License holders will be allowed to carry concealed guns on college campuses in Texas beginning in August, and after months of debate, the University of Texas at Austin has announced where those people will and won’t be able to carry them. However, people on both sides of the issue say they plan to challenge the policies and might even pursue legal action.
The policy announcement comes eight months after Texas Governor Greg Abbott signed Senate Bill 11, commonly known as the campus carry bill, into law. The law makes it legal for people with concealed carry licenses to carry concealed guns on college campuses. Private colleges can opt out, and public universities can designate gun-free zones on campus.
The UT Austin policy is the first to be announced of any of the Texas public universities, says Julie Gavran, southwest coordinator for the Campaign to Keep Guns off Campus.
“I do not believe handguns belong on a university campus, so this decision has been the greatest challenge of my presidency to date,” University President Gregory Fenves wrote in an open letter published Wednesday. “I empathize with the many faculty members, staffers, students and parents of students who signed petitions, sent emails and letters and organized to ban guns from campus and especially classrooms. As a professor, I understand the deep concerns raised by so many. However, as president, I have an obligation to uphold the law.”
In a second open letter, to University of Texas Chancellor William McRaven, Fenves wrote, “The presence of handguns at an institution of higher learning is contrary to our mission of education and research, which is based on inquiry, free speech and debate.” However, he added, “As president…I am responsible for adhering to the requirements of SB 11.”

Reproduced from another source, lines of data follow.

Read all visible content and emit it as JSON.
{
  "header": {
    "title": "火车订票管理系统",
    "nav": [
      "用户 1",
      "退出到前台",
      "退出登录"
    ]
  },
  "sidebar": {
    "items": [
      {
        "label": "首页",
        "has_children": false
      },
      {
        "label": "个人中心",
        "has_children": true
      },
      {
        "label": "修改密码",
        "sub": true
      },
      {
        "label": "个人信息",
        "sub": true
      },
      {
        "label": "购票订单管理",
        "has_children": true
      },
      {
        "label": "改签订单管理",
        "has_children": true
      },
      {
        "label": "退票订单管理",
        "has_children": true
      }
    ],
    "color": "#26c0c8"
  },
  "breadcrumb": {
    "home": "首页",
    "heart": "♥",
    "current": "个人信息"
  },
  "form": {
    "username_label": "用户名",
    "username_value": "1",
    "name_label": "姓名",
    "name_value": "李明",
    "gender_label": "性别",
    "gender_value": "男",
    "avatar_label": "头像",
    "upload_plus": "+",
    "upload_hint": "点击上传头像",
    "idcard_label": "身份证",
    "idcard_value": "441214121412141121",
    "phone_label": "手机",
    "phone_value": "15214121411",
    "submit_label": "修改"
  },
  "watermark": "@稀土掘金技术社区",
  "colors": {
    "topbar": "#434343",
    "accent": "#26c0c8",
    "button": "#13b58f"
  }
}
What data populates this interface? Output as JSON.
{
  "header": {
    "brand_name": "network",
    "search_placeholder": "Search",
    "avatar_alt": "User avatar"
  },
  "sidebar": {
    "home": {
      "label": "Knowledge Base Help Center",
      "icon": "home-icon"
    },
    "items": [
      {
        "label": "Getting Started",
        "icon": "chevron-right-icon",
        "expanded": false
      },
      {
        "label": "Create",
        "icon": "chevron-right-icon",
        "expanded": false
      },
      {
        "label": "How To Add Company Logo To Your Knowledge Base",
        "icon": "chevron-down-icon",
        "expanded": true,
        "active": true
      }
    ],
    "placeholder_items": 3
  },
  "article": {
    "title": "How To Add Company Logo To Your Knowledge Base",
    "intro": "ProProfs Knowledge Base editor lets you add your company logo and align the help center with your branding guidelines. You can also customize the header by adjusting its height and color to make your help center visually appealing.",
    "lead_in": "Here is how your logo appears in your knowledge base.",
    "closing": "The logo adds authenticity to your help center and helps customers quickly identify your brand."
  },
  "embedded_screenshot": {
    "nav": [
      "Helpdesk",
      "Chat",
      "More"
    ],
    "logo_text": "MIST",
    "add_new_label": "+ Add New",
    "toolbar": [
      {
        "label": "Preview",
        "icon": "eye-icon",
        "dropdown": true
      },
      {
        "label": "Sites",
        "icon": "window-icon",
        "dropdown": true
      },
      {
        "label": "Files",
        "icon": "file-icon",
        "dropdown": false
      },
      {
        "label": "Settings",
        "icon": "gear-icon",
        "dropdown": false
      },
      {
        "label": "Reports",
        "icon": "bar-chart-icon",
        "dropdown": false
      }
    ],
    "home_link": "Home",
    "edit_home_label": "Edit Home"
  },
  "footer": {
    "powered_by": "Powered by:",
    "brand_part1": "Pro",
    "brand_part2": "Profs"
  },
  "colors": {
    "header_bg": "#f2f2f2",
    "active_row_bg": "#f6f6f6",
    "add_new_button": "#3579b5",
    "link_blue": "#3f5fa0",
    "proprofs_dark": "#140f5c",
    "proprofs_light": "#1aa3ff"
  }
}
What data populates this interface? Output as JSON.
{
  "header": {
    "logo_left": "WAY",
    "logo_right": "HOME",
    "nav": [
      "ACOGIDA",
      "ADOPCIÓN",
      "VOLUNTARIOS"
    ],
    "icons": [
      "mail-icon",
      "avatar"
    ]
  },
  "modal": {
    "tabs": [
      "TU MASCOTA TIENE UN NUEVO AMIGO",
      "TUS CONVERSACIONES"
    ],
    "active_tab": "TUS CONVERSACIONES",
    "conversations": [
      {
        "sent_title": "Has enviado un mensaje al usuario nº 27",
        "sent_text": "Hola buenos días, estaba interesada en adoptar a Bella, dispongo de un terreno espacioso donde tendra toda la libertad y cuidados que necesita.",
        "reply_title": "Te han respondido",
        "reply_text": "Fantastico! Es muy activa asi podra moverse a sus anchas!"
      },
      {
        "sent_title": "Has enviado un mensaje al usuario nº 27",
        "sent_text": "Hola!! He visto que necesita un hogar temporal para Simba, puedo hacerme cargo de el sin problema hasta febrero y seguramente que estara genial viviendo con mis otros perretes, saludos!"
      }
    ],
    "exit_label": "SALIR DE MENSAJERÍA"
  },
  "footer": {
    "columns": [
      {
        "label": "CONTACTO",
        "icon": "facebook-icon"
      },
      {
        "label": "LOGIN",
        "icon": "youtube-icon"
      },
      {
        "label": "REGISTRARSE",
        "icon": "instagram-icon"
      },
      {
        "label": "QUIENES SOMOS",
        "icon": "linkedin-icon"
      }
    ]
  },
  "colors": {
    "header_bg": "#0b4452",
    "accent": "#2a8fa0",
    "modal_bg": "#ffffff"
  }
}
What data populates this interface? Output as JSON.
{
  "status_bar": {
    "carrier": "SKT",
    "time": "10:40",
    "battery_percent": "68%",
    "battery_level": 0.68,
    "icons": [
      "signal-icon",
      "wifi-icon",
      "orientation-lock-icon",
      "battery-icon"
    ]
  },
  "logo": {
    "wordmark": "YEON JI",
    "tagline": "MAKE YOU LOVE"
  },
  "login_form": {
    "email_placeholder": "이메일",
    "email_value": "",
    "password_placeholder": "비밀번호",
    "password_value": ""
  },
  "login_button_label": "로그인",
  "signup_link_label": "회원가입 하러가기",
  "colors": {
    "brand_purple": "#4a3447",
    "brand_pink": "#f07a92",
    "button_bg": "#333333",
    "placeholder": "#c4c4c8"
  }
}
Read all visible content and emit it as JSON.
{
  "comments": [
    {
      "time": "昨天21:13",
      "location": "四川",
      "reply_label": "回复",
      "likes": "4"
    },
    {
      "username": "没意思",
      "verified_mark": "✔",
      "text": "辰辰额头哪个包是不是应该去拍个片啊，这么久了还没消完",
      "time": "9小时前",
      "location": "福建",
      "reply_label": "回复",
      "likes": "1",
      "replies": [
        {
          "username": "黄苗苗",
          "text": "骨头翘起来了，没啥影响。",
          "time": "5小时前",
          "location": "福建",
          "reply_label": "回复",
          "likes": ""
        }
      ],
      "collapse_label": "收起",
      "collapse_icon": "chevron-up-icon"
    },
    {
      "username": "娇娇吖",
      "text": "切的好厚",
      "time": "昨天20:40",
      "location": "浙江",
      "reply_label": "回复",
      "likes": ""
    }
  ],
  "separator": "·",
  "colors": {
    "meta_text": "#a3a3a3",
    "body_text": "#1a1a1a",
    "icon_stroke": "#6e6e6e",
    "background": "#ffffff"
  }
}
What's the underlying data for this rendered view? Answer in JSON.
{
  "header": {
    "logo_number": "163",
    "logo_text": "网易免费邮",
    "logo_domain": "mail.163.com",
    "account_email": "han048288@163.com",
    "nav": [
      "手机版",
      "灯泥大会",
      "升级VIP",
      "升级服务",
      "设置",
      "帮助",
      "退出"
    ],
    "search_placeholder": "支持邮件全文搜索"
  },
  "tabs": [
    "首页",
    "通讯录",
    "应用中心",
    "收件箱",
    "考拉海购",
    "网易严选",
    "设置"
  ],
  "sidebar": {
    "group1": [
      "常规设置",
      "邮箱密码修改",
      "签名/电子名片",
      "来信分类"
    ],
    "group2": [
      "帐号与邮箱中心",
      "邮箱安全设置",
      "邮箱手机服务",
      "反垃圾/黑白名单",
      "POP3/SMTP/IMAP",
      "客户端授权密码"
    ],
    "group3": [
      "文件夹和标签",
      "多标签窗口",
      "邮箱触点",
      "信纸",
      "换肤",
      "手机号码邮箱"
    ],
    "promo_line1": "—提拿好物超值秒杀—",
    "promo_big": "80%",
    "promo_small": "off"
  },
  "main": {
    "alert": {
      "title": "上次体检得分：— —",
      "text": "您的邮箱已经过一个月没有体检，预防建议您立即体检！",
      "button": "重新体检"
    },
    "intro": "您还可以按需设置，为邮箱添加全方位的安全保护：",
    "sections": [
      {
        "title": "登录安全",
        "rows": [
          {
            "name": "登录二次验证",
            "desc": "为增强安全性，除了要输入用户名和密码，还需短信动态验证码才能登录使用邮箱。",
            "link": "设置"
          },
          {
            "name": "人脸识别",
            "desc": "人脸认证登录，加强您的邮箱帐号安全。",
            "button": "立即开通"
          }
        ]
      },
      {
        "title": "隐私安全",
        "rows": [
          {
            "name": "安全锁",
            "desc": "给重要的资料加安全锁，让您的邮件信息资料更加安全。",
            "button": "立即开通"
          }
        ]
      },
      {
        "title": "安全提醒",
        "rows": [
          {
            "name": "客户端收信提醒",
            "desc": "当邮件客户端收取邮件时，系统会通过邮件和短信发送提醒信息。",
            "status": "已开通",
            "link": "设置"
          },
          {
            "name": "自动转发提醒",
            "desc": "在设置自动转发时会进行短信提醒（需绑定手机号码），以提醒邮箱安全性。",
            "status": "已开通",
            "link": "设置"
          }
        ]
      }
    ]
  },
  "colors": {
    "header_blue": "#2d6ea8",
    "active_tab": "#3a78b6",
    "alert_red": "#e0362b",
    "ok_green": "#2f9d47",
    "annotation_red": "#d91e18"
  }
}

Under the UT Austin policy, license holders can carry concealed guns on campus except for places where activities for students in pre-K through grade 12 are happening; at polling places when voting is happening; at places serving as courtrooms or court offices; at businesses where the majority of income comes from liquor sales; campus sporting events unless the license holder is participating and using the gun in the event; patient-care areas; places where formal hearings are being conducted; laboratories with dangerous chemicals or places with “equipment that is incompatible with metallic objects”; animal-use and animal-research facilities.
Notably, people cannot carry guns in residence halls except for in common areas and the University Apartments. (Family members and staff members can carry anywhere in residence halls.) People with offices can prohibit guns in the offices if they wish, but must agree to meet carriers at another location if necessary.
There are also restrictions on people carrying guns while working with minors. And while carrying a semi-automatic handgun, carriers cannot have a round of ammunition in the chamber.
The policies do not generally prohibit guns in classrooms, a point for which faculty members had voiced concern. A working group had recommended against such a sweeping prohibition.
“Under the law, I cannot adopt a policy that has the general effect of excluding licensed concealed handguns from campus. I agree with the working group that a classroom exclusion would have this effect,” Fenves wrote in the letter.
“It’s a case where he wasn’t willing to take the political risk of going farther and acting on his convictions and for that we’re disappointed,” says Max Snodderly, a member of the group Gun Free UT and a neuroscience professor at UT Austin.
“We intend to continue to push for not having guns in classrooms and not having guns in the dormitories,” Snodderly says, adding that the push is “going to entail legal action.”
Pro-campus-carry advocates say they also plan to pursue legal action. Policies such as gun-free offices and prohibiting carriers of semiautomatic handguns from carrying with a chambered round “will not stand up to legal scrutiny,” Students for Concealed Carry, a national organization, says in a statement. “Therefore, our Texas chapter will now shift its focus to litigation.”
In response to comments about potential litigation, university spokesman Gary Susswein tells Newsweek by email, “We understand that members of the university community and Texans on all sides of the campus carry debate feel strongly about the issue and may pursue legal action.”
The Board of Regents must now approve the UT Austin policy.